Brief:
Where the data below contains pictures, omit them; output the rest word for word.

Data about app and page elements

◇ ◇ ◇ ◇ ◇ ◇ ◇

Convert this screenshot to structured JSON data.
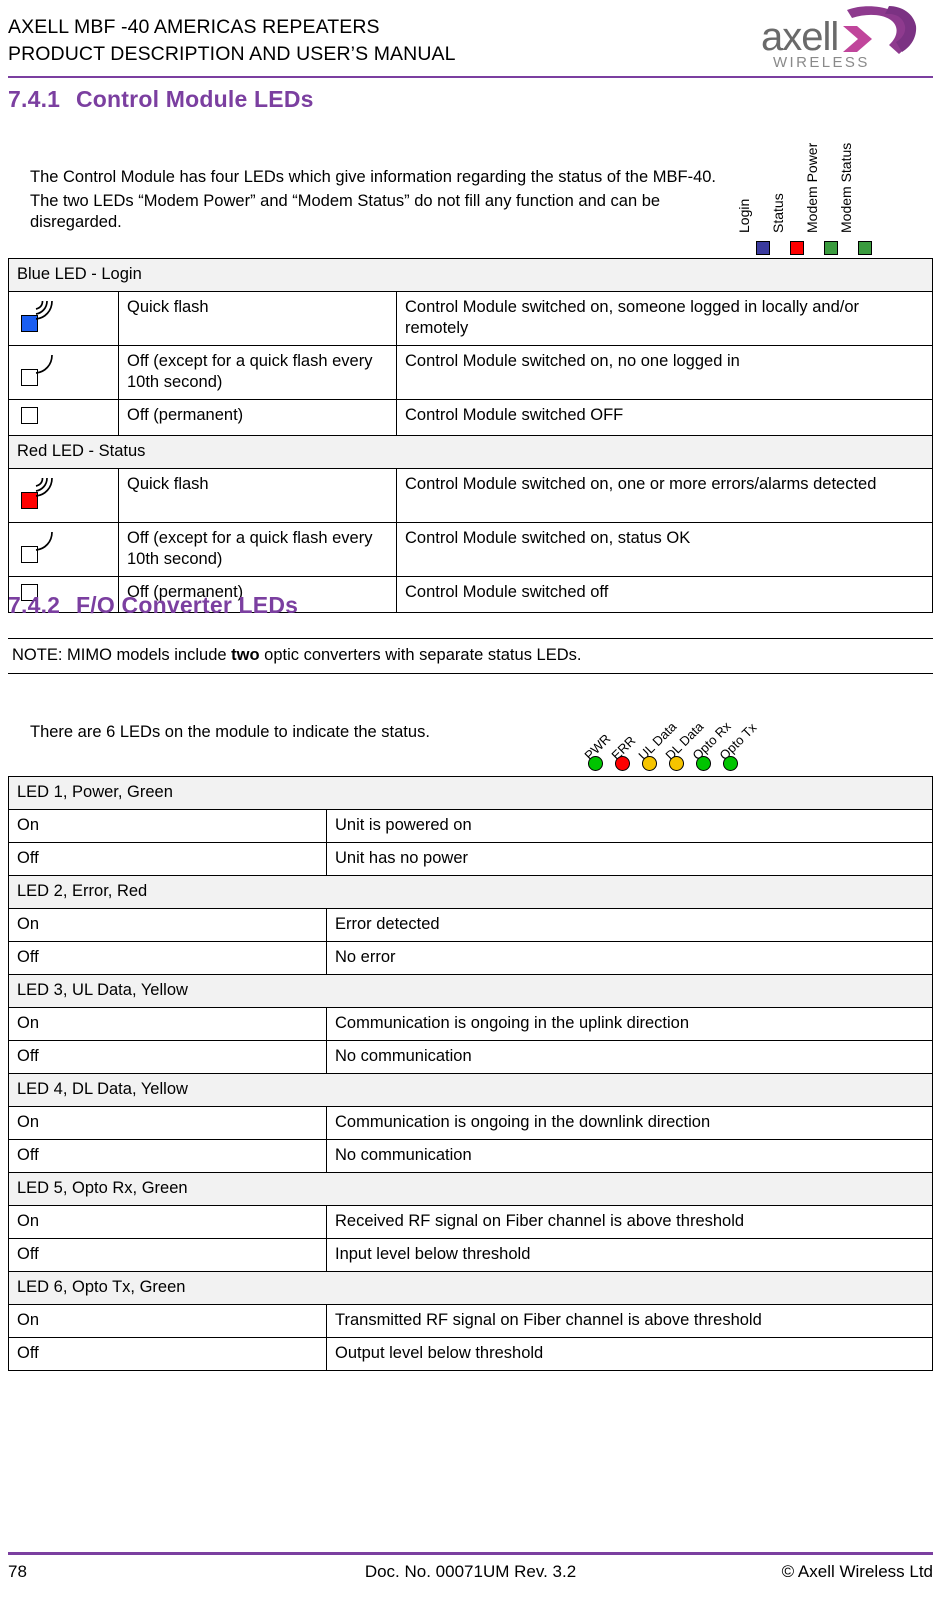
{
  "header": {
    "line1": "AXELL MBF -40 AMERICAS REPEATERS",
    "line2": "PRODUCT DESCRIPTION AND USER’S MANUAL",
    "logo_word": "axell",
    "logo_sub": "WIRELESS",
    "rule_color": "#7b3fa0"
  },
  "section_741": {
    "number": "7.4.1",
    "title": "Control Module LEDs",
    "intro_p1": "The Control Module has four LEDs which give information regarding the status of the MBF-40.",
    "intro_p2": "The two LEDs “Modem Power” and “Modem Status” do not fill any function and can be disregarded.",
    "legend": [
      {
        "label": "Login",
        "color": "#3b3b9e"
      },
      {
        "label": "Status",
        "color": "#fe0000"
      },
      {
        "label": "Modem Power",
        "color": "#3a9b3e"
      },
      {
        "label": "Modem Status",
        "color": "#3a9b3e"
      }
    ],
    "table": {
      "blocks": [
        {
          "section_title": "Blue LED - Login",
          "rows": [
            {
              "icon": "led-quick-flash",
              "icon_fill": "#1a5ef2",
              "state": "Quick flash",
              "meaning": "Control Module switched on, someone logged in locally and/or remotely"
            },
            {
              "icon": "led-off-with-flash",
              "icon_fill": "none",
              "state": "Off (except for a quick flash every 10th second)",
              "meaning": "Control Module switched on, no one logged in"
            },
            {
              "icon": "led-off",
              "icon_fill": "none",
              "state": "Off  (permanent)",
              "meaning": "Control Module switched OFF"
            }
          ]
        },
        {
          "section_title": "Red LED - Status",
          "rows": [
            {
              "icon": "led-quick-flash",
              "icon_fill": "#fe0000",
              "state": "Quick flash",
              "meaning": "Control Module switched on, one or more errors/alarms detected"
            },
            {
              "icon": "led-off-with-flash",
              "icon_fill": "none",
              "state": "Off (except for a quick flash every 10th second)",
              "meaning": "Control Module switched on, status OK"
            },
            {
              "icon": "led-off",
              "icon_fill": "none",
              "state": "Off  (permanent)",
              "meaning": "Control Module switched off"
            }
          ]
        }
      ]
    }
  },
  "section_742": {
    "number": "7.4.2",
    "title": "F/O Converter LEDs",
    "note_prefix": "NOTE: MIMO models include ",
    "note_bold": "two",
    "note_suffix": " optic converters with separate status LEDs.",
    "intro": "There are 6 LEDs on the module to indicate the status.",
    "diagram_leds": [
      {
        "label": "PWR",
        "color": "#00c400"
      },
      {
        "label": "ERR",
        "color": "#fe0000"
      },
      {
        "label": "UL Data",
        "color": "#f5c400"
      },
      {
        "label": "DL Data",
        "color": "#f5c400"
      },
      {
        "label": "Opto Rx",
        "color": "#00c400"
      },
      {
        "label": "Opto Tx",
        "color": "#00c400"
      }
    ],
    "table": {
      "blocks": [
        {
          "section_title": "LED 1, Power, Green",
          "rows": [
            {
              "state": "On",
              "meaning": "Unit is powered on"
            },
            {
              "state": "Off",
              "meaning": "Unit has no power"
            }
          ]
        },
        {
          "section_title": "LED 2, Error, Red",
          "rows": [
            {
              "state": "On",
              "meaning": "Error detected"
            },
            {
              "state": "Off",
              "meaning": "No error"
            }
          ]
        },
        {
          "section_title": "LED 3, UL Data, Yellow",
          "rows": [
            {
              "state": "On",
              "meaning": "Communication is ongoing in the uplink direction"
            },
            {
              "state": "Off",
              "meaning": "No communication"
            }
          ]
        },
        {
          "section_title": "LED 4, DL Data, Yellow",
          "rows": [
            {
              "state": "On",
              "meaning": "Communication is ongoing in the downlink direction"
            },
            {
              "state": "Off",
              "meaning": "No communication"
            }
          ]
        },
        {
          "section_title": "LED 5, Opto Rx, Green",
          "rows": [
            {
              "state": "On",
              "meaning": "Received RF signal on Fiber channel is above threshold"
            },
            {
              "state": "Off",
              "meaning": "Input level below threshold"
            }
          ]
        },
        {
          "section_title": "LED 6, Opto Tx, Green",
          "rows": [
            {
              "state": "On",
              "meaning": "Transmitted RF signal on Fiber channel is above threshold"
            },
            {
              "state": "Off",
              "meaning": "Output level below threshold"
            }
          ]
        }
      ]
    }
  },
  "footer": {
    "page_number": "78",
    "doc_ref": "Doc. No. 00071UM Rev. 3.2",
    "copyright": "© Axell Wireless Ltd"
  }
}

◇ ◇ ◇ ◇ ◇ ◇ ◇

Response:
Convert this screenshot to structured JSON data.
{
  "header": {
    "line1": "AXELL MBF -40 AMERICAS REPEATERS",
    "line2": "PRODUCT DESCRIPTION AND USER’S MANUAL",
    "logo_word": "axell",
    "logo_sub": "WIRELESS",
    "rule_color": "#7b3fa0"
  },
  "section_741": {
    "number": "7.4.1",
    "title": "Control Module LEDs",
    "intro_p1": "The Control Module has four LEDs which give information regarding the status of the MBF-40.",
    "intro_p2": "The two LEDs “Modem Power” and “Modem Status” do not fill any function and can be disregarded.",
    "legend": [
      {
        "label": "Login",
        "color": "#3b3b9e"
      },
      {
        "label": "Status",
        "color": "#fe0000"
      },
      {
        "label": "Modem Power",
        "color": "#3a9b3e"
      },
      {
        "label": "Modem Status",
        "color": "#3a9b3e"
      }
    ],
    "table": {
      "blocks": [
        {
          "section_title": "Blue LED - Login",
          "rows": [
            {
              "icon": "led-quick-flash",
              "icon_fill": "#1a5ef2",
              "state": "Quick flash",
              "meaning": "Control Module switched on, someone logged in locally and/or remotely"
            },
            {
              "icon": "led-off-with-flash",
              "icon_fill": "none",
              "state": "Off (except for a quick flash every 10th second)",
              "meaning": "Control Module switched on, no one logged in"
            },
            {
              "icon": "led-off",
              "icon_fill": "none",
              "state": "Off  (permanent)",
              "meaning": "Control Module switched OFF"
            }
          ]
        },
        {
          "section_title": "Red LED - Status",
          "rows": [
            {
              "icon": "led-quick-flash",
              "icon_fill": "#fe0000",
              "state": "Quick flash",
              "meaning": "Control Module switched on, one or more errors/alarms detected"
            },
            {
              "icon": "led-off-with-flash",
              "icon_fill": "none",
              "state": "Off (except for a quick flash every 10th second)",
              "meaning": "Control Module switched on, status OK"
            },
            {
              "icon": "led-off",
              "icon_fill": "none",
              "state": "Off  (permanent)",
              "meaning": "Control Module switched off"
            }
          ]
        }
      ]
    }
  },
  "section_742": {
    "number": "7.4.2",
    "title": "F/O Converter LEDs",
    "note_prefix": "NOTE: MIMO models include ",
    "note_bold": "two",
    "note_suffix": " optic converters with separate status LEDs.",
    "intro": "There are 6 LEDs on the module to indicate the status.",
    "diagram_leds": [
      {
        "label": "PWR",
        "color": "#00c400"
      },
      {
        "label": "ERR",
        "color": "#fe0000"
      },
      {
        "label": "UL Data",
        "color": "#f5c400"
      },
      {
        "label": "DL Data",
        "color": "#f5c400"
      },
      {
        "label": "Opto Rx",
        "color": "#00c400"
      },
      {
        "label": "Opto Tx",
        "color": "#00c400"
      }
    ],
    "table": {
      "blocks": [
        {
          "section_title": "LED 1, Power, Green",
          "rows": [
            {
              "state": "On",
              "meaning": "Unit is powered on"
            },
            {
              "state": "Off",
              "meaning": "Unit has no power"
            }
          ]
        },
        {
          "section_title": "LED 2, Error, Red",
          "rows": [
            {
              "state": "On",
              "meaning": "Error detected"
            },
            {
              "state": "Off",
              "meaning": "No error"
            }
          ]
        },
        {
          "section_title": "LED 3, UL Data, Yellow",
          "rows": [
            {
              "state": "On",
              "meaning": "Communication is ongoing in the uplink direction"
            },
            {
              "state": "Off",
              "meaning": "No communication"
            }
          ]
        },
        {
          "section_title": "LED 4, DL Data, Yellow",
          "rows": [
            {
              "state": "On",
              "meaning": "Communication is ongoing in the downlink direction"
            },
            {
              "state": "Off",
              "meaning": "No communication"
            }
          ]
        },
        {
          "section_title": "LED 5, Opto Rx, Green",
          "rows": [
            {
              "state": "On",
              "meaning": "Received RF signal on Fiber channel is above threshold"
            },
            {
              "state": "Off",
              "meaning": "Input level below threshold"
            }
          ]
        },
        {
          "section_title": "LED 6, Opto Tx, Green",
          "rows": [
            {
              "state": "On",
              "meaning": "Transmitted RF signal on Fiber channel is above threshold"
            },
            {
              "state": "Off",
              "meaning": "Output level below threshold"
            }
          ]
        }
      ]
    }
  },
  "footer": {
    "page_number": "78",
    "doc_ref": "Doc. No. 00071UM Rev. 3.2",
    "copyright": "© Axell Wireless Ltd"
  }
}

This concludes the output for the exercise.